other-peoples-houses

I really enjoy books that take me to a time or place very different from my own. Medicine Walk, by Richard Wagamese is one such title, with its tale of a young Native American man reconnecting with his father.  The Smell of Other People’s Houses, by Bonnie-Sue Hitchcock is another such book.  The setting in Alaska’s early days of statehood, its environment of rough-and-ready native hunting and fishing families, and its narrative related by four very different voices from four very different perspectives really succeed in placing the reader in that different time and place.

Four children’s perspectives are woven throughout this story, which is broken into the events of spring, summer, fall, and winter. Ruth suffered the loss of one parent to a plane crash, then another as her mother loses her mind from grief. Dora wants to get out of her life, but doesn’t trust her luck when it happens. Hank and his brothers decide it’s safer to run away from home than to stay, and Alyce works hard practicing dancing but her hard work on her father’s fishing boat threatens to keep her from her dreams—or does it?

What’s notable in this book is the children’s assumption of agency. At some point, they take control of their lives.

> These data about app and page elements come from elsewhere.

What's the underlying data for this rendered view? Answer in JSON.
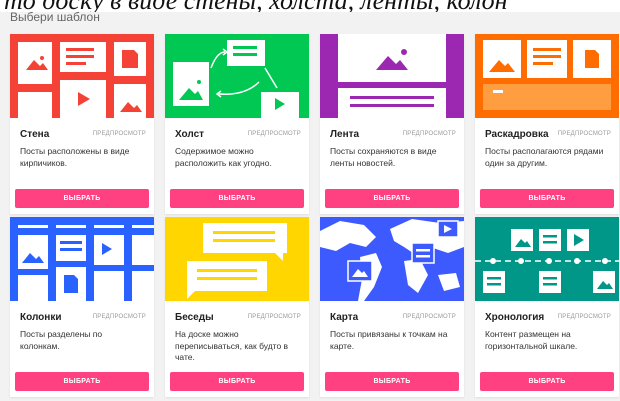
{
  "caption": "то доску в виде стены, холста, ленты, колон",
  "header": {
    "title": "Выбери шаблон"
  },
  "colors": {
    "wall": "#f44336",
    "canvas": "#00c853",
    "stream": "#9c27b0",
    "storyboard": "#ff6d00",
    "columns": "#2962ff",
    "chat": "#ffd600",
    "map": "#3d5afe",
    "timeline": "#009688",
    "button": "#ff4081"
  },
  "templates": [
    {
      "name": "Стена",
      "preview": "ПРЕДПРОСМОТР",
      "description": "Посты расположены в виде кирпичиков.",
      "button": "ВЫБРАТЬ",
      "icon": "wall-layout-icon"
    },
    {
      "name": "Холст",
      "preview": "ПРЕДПРОСМОТР",
      "description": "Содержимое можно расположить как угодно.",
      "button": "ВЫБРАТЬ",
      "icon": "canvas-layout-icon"
    },
    {
      "name": "Лента",
      "preview": "ПРЕДПРОСМОТР",
      "description": "Посты сохраняются в виде ленты новостей.",
      "button": "ВЫБРАТЬ",
      "icon": "stream-layout-icon"
    },
    {
      "name": "Раскадровка",
      "preview": "ПРЕДПРОСМОТР",
      "description": "Посты располагаются рядами один за другим.",
      "button": "ВЫБРАТЬ",
      "icon": "storyboard-layout-icon"
    },
    {
      "name": "Колонки",
      "preview": "ПРЕДПРОСМОТР",
      "description": "Посты разделены по колонкам.",
      "button": "ВЫБРАТЬ",
      "icon": "columns-layout-icon"
    },
    {
      "name": "Беседы",
      "preview": "ПРЕДПРОСМОТР",
      "description": "На доске можно переписываться, как будто в чате.",
      "button": "ВЫБРАТЬ",
      "icon": "chat-layout-icon"
    },
    {
      "name": "Карта",
      "preview": "ПРЕДПРОСМОТР",
      "description": "Посты привязаны к точкам на карте.",
      "button": "ВЫБРАТЬ",
      "icon": "map-layout-icon"
    },
    {
      "name": "Хронология",
      "preview": "ПРЕДПРОСМОТР",
      "description": "Контент размещен на горизонтальной шкале.",
      "button": "ВЫБРАТЬ",
      "icon": "timeline-layout-icon"
    }
  ]
}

They have seen what their lives are and know it is up to them to embrace or reject the status quo. With this, the characters all play a role in other characters’ lives, whether it’s as an instigator, a beacon of hope, or a fellow traveler in their lives’ journeys. The gentle interaction between all their stories remind us that we can all be catalysts for each other, even though we suspect we have nothing to offer.

This book works as a coming of age story (well, four coming of ages) as well as a peek into another life and world that can illuminate our own. Bonnie-Sue Hitchcock’s narrative is well constructed and solidly grounded in Alaskan life. Good authors can make a setting feel real, but great authors make you feel as if you are there. Read this book and be transported to 1970s Alaska—you won’t regret it.

Check the PPLC Catalog for The Smell of Other People’s Houses.